Chanel's long-time chief designer Karl Lagerfeld said, "She should perhaps wear a little less color and find someone who can tailor better trousers for her."
Nevertheless, in 2006 designer Wolfgang Joop declared Merkel the muse for his autumn/winter collection, proclaiming her "strong and fearless" style inspirational.
Whatever you think of Merkel's look, it stood in stark contrast to the Brioni suits favored by her predecessor, Gerhard Schroeder. (The brand is also a favorite of President Donald Trump, though it recently shifted away from the more traditional look with an ad campaign featuring the heavy metal band Metallica.)
And it's hard to imagine that Merkel - or any other candidate for the chancellor's office - will be handing over a 26,000-euro makeup bill, as French President Emmanuel Macron's office has recently done.
Merkel's main opponent, Martin Schulz from the Social Democratic Party, was very frankly asked by German daily Die Zeit whether he wasn't overdoing it a bit with his "cheap suits," which he'd been criticized for in the media.
Schulz replied that "he wasn't planning on changing" his off-the-rack suits, his glasses or his beard, adding that he'd never thought much about his suits.
Whether the price tag on Schulz's suits will impact German voters on September 24 remains to be seen, but Merkel has already been named chancellor three times. Has her appearance influenced voters?
The power of discussion
While it's impossible to say beyond any anecdotal evidence, the US-based non-profit Name It, Change It has conducted studies that show that women candidates, regardless or their political party or level of office, are confronted by sexism in the media that does play a role in how voters see them.
By focusing on a candidate's appearance – which is more often the case with female candidates – the media contributes to unconscious bias. In a study conducted in 2010, it was revealed that media coverage focusing on a woman candidate's appearance impacted her likeability, thereby making voters less likely to vote for her.
It didn't matter if the coverage was neutral, positive or negative, voter perceptions were such that the candidate was seen as less confident, effective and qualified than without the coverage.
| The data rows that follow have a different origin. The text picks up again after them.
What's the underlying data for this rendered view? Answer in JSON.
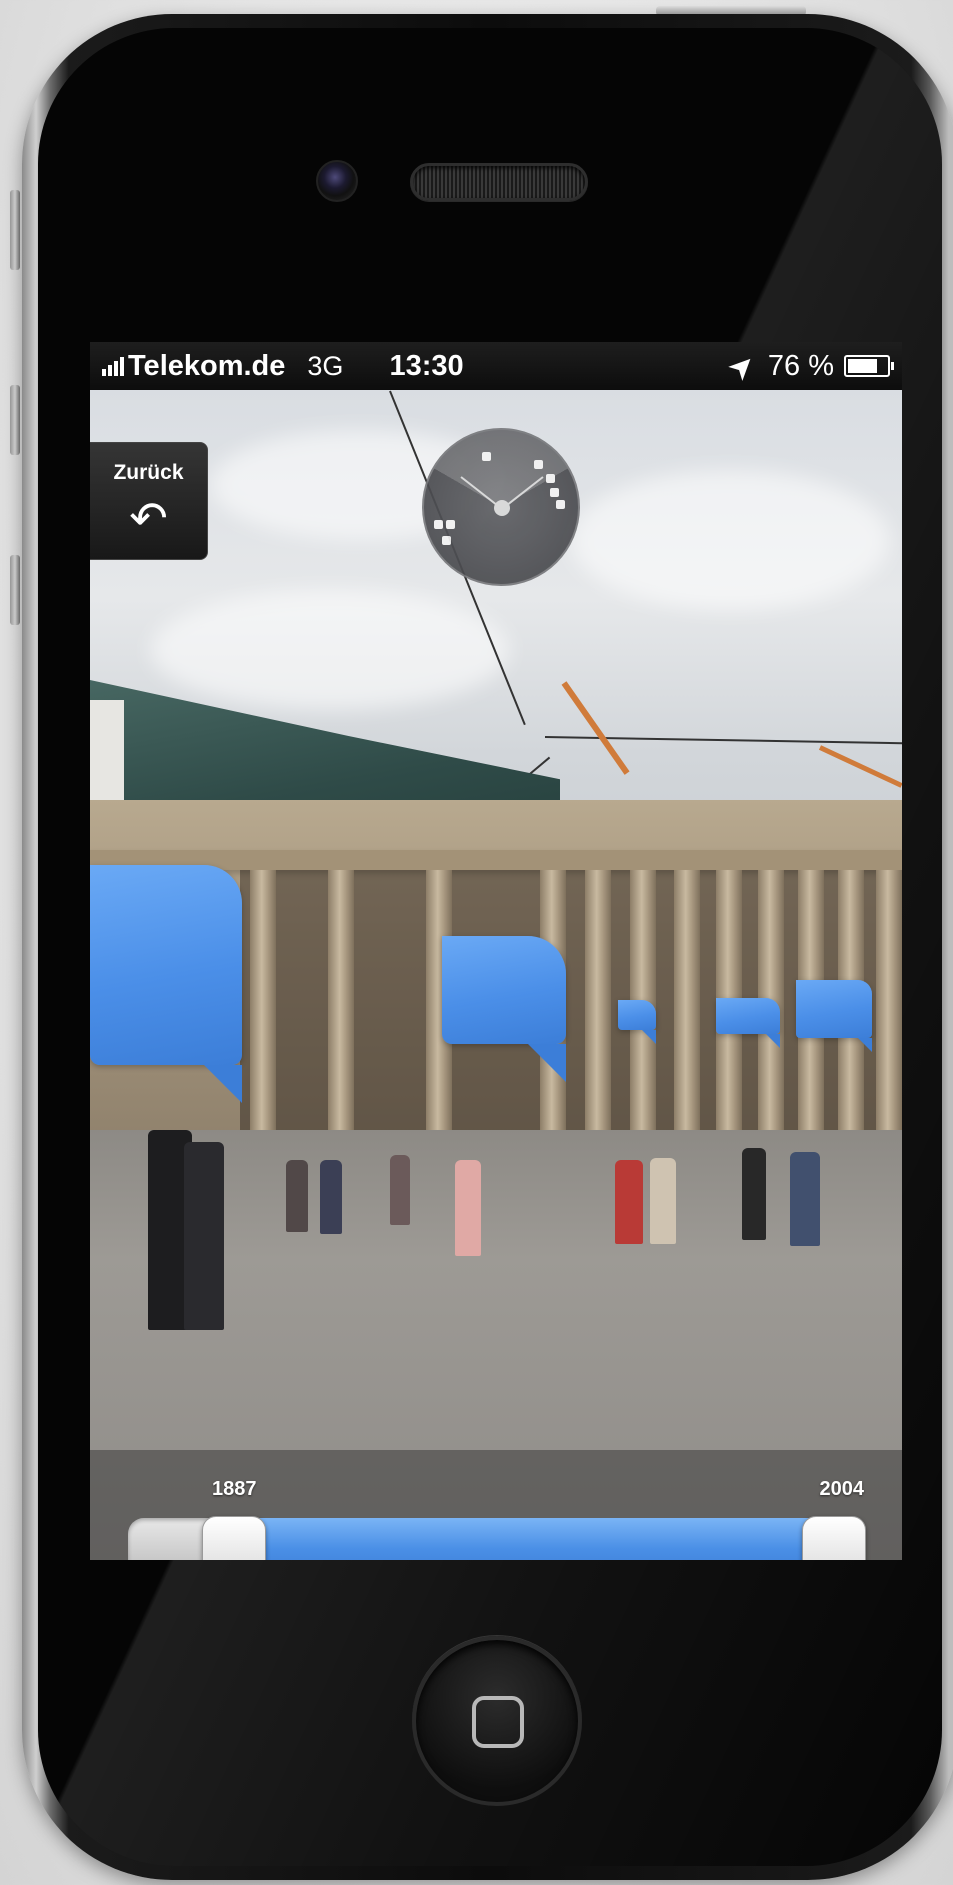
{
  "status_bar": {
    "carrier": "Telekom.de",
    "network": "3G",
    "time": "13:30",
    "battery": "76 %",
    "battery_level": 0.76,
    "location_icon": "location-arrow-icon",
    "signal_icon": "signal-bars-icon"
  },
  "navigation": {
    "back_label": "Zurück",
    "back_icon": "undo-arrow-icon"
  },
  "radar": {
    "icon": "radar-compass-icon"
  },
  "timeline": {
    "start_year": "1887",
    "end_year": "2004"
  },
  "colors": {
    "bubble_blue": "#4b8fe8",
    "slider_fill": "#4a8fe6",
    "status_bar_bg": "#1e1e1e"
  },
  "hardware": {
    "home_icon": "home-button-icon"
  }
}
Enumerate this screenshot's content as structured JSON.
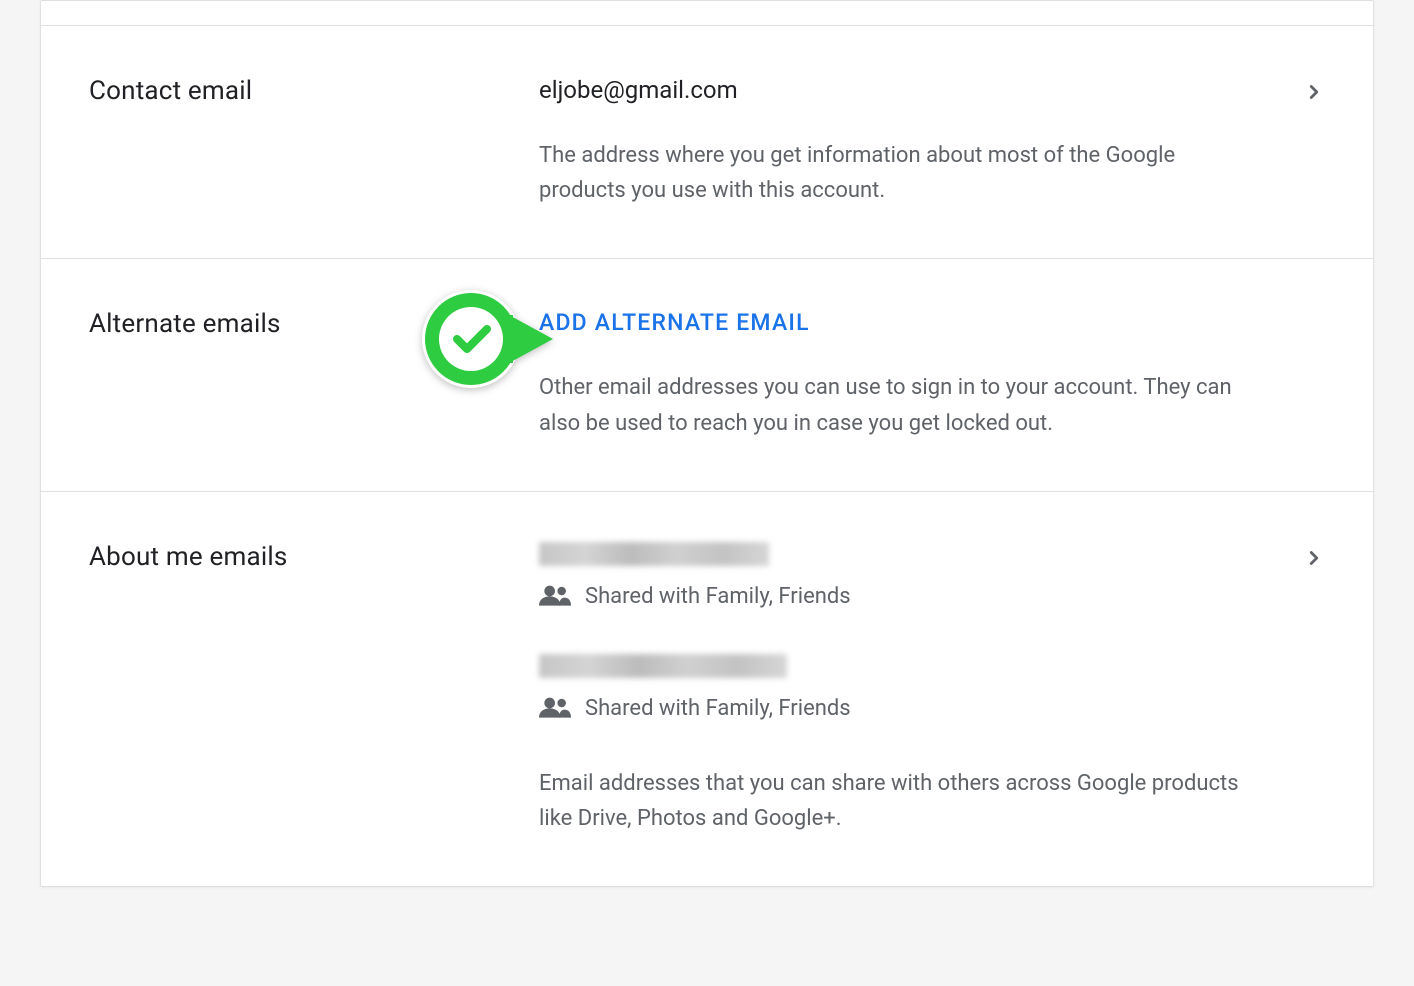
{
  "contact_email": {
    "label": "Contact email",
    "value": "eljobe@gmail.com",
    "description": "The address where you get information about most of the Google products you use with this account."
  },
  "alternate_emails": {
    "label": "Alternate emails",
    "action": "ADD ALTERNATE EMAIL",
    "description": "Other email addresses you can use to sign in to your account. They can also be used to reach you in case you get locked out."
  },
  "about_me_emails": {
    "label": "About me emails",
    "shared1": "Shared with Family, Friends",
    "shared2": "Shared with Family, Friends",
    "description": "Email addresses that you can share with others across Google products like Drive, Photos and Google+."
  }
}
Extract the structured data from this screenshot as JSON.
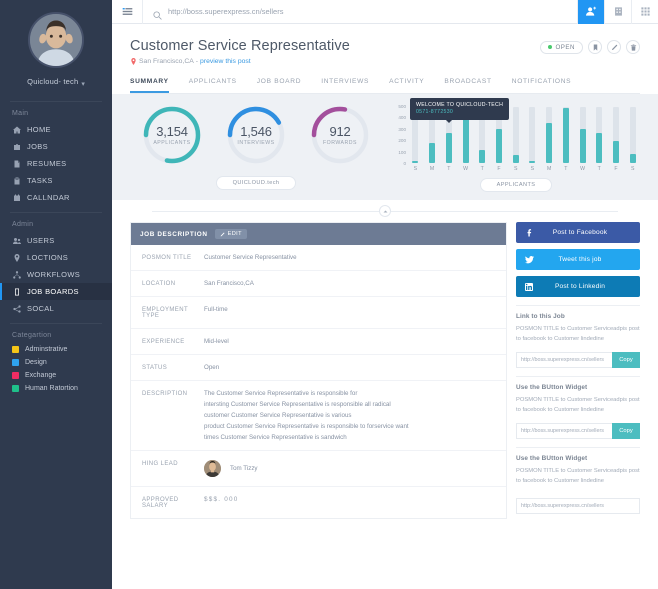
{
  "sidebar": {
    "profile": {
      "name": "Quicloud- tech",
      "chevron": "chevron-down-icon"
    },
    "groups": [
      {
        "title": "Main",
        "items": [
          {
            "label": "HOME",
            "icon": "home-icon",
            "active": false
          },
          {
            "label": "JOBS",
            "icon": "briefcase-icon",
            "active": false
          },
          {
            "label": "RESUMES",
            "icon": "document-icon",
            "active": false
          },
          {
            "label": "TASKS",
            "icon": "clipboard-icon",
            "active": false
          },
          {
            "label": "CALLNDAR",
            "icon": "calendar-icon",
            "active": false
          }
        ]
      },
      {
        "title": "Admin",
        "items": [
          {
            "label": "USERS",
            "icon": "users-icon",
            "active": false
          },
          {
            "label": "LOCTIONS",
            "icon": "pin-icon",
            "active": false
          },
          {
            "label": "WORKFLOWS",
            "icon": "workflow-icon",
            "active": false
          },
          {
            "label": "JOB BOARDS",
            "icon": "board-icon",
            "active": true
          },
          {
            "label": "SOCAL",
            "icon": "share-icon",
            "active": false
          }
        ]
      }
    ],
    "categories": {
      "title": "Categartion",
      "items": [
        {
          "label": "Adminstrative",
          "color": "#f5c518"
        },
        {
          "label": "Design",
          "color": "#2fa3ef"
        },
        {
          "label": "Exchange",
          "color": "#ef2c63"
        },
        {
          "label": "Human Ratortion",
          "color": "#1fc08a"
        }
      ]
    }
  },
  "topbar": {
    "menu_icon": "hamburger-icon",
    "search": {
      "icon": "search-icon",
      "value": "http://boss.superexpress.cn/sellers",
      "placeholder": "Search"
    },
    "actions": [
      {
        "name": "user-button",
        "icon": "user-add-icon",
        "accent": "#2196f3"
      },
      {
        "name": "apps-button",
        "icon": "building-icon"
      },
      {
        "name": "grid-button",
        "icon": "grid-icon"
      }
    ]
  },
  "header": {
    "title": "Customer Service Representative",
    "location": "San Francisco,CA",
    "separator": "-",
    "preview_link": "preview this post",
    "status_badge": "OPEN",
    "status_color": "#49c96d",
    "actions": [
      {
        "name": "bookmark-button",
        "icon": "bookmark-icon"
      },
      {
        "name": "edit-button",
        "icon": "pencil-icon"
      },
      {
        "name": "delete-button",
        "icon": "trash-icon"
      }
    ],
    "tabs": [
      {
        "label": "SUMMARY",
        "active": true
      },
      {
        "label": "APPLICANTS",
        "active": false
      },
      {
        "label": "JOB BOARD",
        "active": false
      },
      {
        "label": "INTERVIEWS",
        "active": false
      },
      {
        "label": "ACTIVITY",
        "active": false
      },
      {
        "label": "BROADCAST",
        "active": false
      },
      {
        "label": "NOTIFICATIONS",
        "active": false
      }
    ]
  },
  "stats": {
    "pill_label": "QUICLOUD.tech",
    "donuts": [
      {
        "value": "3,154",
        "caption": "APPLICANTS",
        "color": "#3fb6b8",
        "percent": 78
      },
      {
        "value": "1,546",
        "caption": "INTERVIEWS",
        "color": "#2f8fe0",
        "percent": 42
      },
      {
        "value": "912",
        "caption": "FORWARDS",
        "color": "#a34f9c",
        "percent": 28
      }
    ]
  },
  "chart_data": {
    "type": "bar",
    "title": "",
    "pill_label": "APPLICANTS",
    "xlabel": "",
    "ylabel": "",
    "ylim": [
      0,
      500
    ],
    "yticks": [
      500,
      400,
      300,
      200,
      100,
      0
    ],
    "grid": false,
    "legend": "none",
    "bar_color": "#4cbdc0",
    "track_color": "#dde3ea",
    "categories": [
      "S",
      "M",
      "T",
      "W",
      "T",
      "F",
      "S",
      "S",
      "M",
      "T",
      "W",
      "T",
      "F",
      "S"
    ],
    "values": [
      20,
      180,
      265,
      390,
      115,
      305,
      75,
      20,
      355,
      490,
      305,
      265,
      195,
      80
    ],
    "tooltip": {
      "title": "WELCOME TO QUICLOUD-TECH",
      "subtitle": "0571-8772530",
      "attached_to_index": 3
    }
  },
  "collapse": {
    "icon": "chevron-up-icon"
  },
  "job_description": {
    "panel_title": "JOB DESCRIPTION",
    "edit_label": "EDIT",
    "edit_icon": "pencil-icon",
    "rows": [
      {
        "label": "POSMON TITLE",
        "value": "Customer Service Representative"
      },
      {
        "label": "LOCATION",
        "value": "San Francisco,CA"
      },
      {
        "label": "EMPLOYMENT TYPE",
        "value": "Full-time"
      },
      {
        "label": "EXPERIENCE",
        "value": "Mid-level"
      },
      {
        "label": "STATUS",
        "value": "Open"
      }
    ],
    "description": {
      "label": "DESCRIPTION",
      "lines": [
        "The Customer Service Representative is responsible for",
        "intersting Customer Service Representative is responsible all radical",
        "customer Customer Service Representative is various",
        "product Customer Service Representative is responsible to forservice want",
        "times Customer Service Representative is sandwich"
      ]
    },
    "hiring_lead": {
      "label": "HING LEAD",
      "name": "Tom Tizzy",
      "avatar": "avatar-icon"
    },
    "approved_salary": {
      "label": "APPROVED SALARY",
      "value": "$$$. 000"
    }
  },
  "rail": {
    "social": [
      {
        "label": "Post to Facebook",
        "icon": "facebook-icon",
        "color": "#3b5aa6",
        "class": "fb"
      },
      {
        "label": "Tweet this job",
        "icon": "twitter-icon",
        "color": "#23a6ef",
        "class": "tw"
      },
      {
        "label": "Post to Linkedin",
        "icon": "linkedin-icon",
        "color": "#0d7bb5",
        "class": "li"
      }
    ],
    "sections": [
      {
        "title": "Link to this Job",
        "desc": "POSMON TITLE to Customer Serviceadpis post to facebook to Customer lindedine",
        "input_value": "http://boss.superexpress.cn/sellers",
        "button": "Copy",
        "has_button": true
      },
      {
        "title": "Use the BUtton Widget",
        "desc": "POSMON TITLE to Customer Serviceadpis post to facebook to Customer lindedine",
        "input_value": "http://boss.superexpress.cn/sellers",
        "button": "Copy",
        "has_button": true
      },
      {
        "title": "Use the BUtton Widget",
        "desc": "POSMON TITLE to Customer Serviceadpis post to facebook to Customer lindedine",
        "input_value": "http://boss.superexpress.cn/sellers",
        "button": "",
        "has_button": false
      }
    ]
  }
}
The same could not be said of male candidates, according to the study, whose likeability was not impacted even when appearances were discussed.
So all of the hours spent discussing Barack Obama's tan suit or John Kerry's flak jacket for duck hunting were for naught.
That's food for thought as the German election enters its final stretch, with voters heading to the polls on September 24. With three of the six strongest parties putting forth women candidates, media attention drawn to appearances – no matter how neutral – might indeed have an impact on how voters make their choices.